[Entries from a dataset of interfaces]

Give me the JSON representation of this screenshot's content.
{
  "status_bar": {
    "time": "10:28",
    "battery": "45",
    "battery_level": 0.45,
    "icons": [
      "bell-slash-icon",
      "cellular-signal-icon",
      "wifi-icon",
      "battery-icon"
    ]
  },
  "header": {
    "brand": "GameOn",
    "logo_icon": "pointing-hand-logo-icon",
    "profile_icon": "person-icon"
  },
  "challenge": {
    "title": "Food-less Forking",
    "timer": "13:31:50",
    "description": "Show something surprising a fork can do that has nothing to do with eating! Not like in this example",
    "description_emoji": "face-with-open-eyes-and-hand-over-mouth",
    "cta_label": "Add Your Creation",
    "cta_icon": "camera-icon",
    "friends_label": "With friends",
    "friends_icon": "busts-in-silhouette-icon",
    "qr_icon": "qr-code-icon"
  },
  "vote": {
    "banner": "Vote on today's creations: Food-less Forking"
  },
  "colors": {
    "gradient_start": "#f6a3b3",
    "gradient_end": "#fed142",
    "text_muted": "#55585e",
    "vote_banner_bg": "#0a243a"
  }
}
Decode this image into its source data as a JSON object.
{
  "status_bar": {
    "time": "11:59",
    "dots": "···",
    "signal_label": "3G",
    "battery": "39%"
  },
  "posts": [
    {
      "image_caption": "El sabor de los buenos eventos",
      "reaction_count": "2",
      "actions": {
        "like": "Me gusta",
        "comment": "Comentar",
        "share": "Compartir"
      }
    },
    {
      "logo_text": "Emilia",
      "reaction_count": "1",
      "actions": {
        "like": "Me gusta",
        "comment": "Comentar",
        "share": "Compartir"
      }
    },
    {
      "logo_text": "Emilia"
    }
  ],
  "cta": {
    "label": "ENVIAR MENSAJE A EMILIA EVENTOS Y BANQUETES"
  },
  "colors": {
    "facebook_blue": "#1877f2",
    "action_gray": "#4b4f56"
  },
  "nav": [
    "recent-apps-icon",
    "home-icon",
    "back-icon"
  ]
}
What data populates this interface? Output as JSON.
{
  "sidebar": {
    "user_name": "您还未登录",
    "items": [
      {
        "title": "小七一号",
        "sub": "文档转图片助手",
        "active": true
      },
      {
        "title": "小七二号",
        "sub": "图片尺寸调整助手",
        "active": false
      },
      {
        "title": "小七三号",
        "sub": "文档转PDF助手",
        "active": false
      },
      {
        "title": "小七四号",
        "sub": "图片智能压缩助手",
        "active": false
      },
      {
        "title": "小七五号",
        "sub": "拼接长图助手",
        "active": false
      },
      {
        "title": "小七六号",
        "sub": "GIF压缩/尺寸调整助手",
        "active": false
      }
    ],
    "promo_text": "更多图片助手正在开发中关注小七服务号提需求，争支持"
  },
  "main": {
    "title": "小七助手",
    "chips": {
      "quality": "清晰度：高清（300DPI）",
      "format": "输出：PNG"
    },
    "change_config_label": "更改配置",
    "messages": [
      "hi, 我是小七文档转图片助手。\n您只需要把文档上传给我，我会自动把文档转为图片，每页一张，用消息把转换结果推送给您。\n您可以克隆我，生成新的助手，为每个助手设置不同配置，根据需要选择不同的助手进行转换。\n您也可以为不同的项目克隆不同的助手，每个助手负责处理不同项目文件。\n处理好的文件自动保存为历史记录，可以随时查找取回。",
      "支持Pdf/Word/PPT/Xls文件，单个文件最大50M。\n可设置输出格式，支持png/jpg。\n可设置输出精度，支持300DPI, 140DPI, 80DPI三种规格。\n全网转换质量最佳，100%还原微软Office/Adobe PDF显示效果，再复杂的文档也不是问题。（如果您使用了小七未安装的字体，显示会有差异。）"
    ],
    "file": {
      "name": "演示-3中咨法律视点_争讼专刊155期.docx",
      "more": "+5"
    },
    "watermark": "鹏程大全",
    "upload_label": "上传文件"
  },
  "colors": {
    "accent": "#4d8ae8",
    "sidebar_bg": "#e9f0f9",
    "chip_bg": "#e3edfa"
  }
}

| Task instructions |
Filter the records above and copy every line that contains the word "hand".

| Solved exercise |
    "logo_icon": "pointing-hand-logo-icon",
    "description_emoji": "face-with-open-eyes-and-hand-over-mouth",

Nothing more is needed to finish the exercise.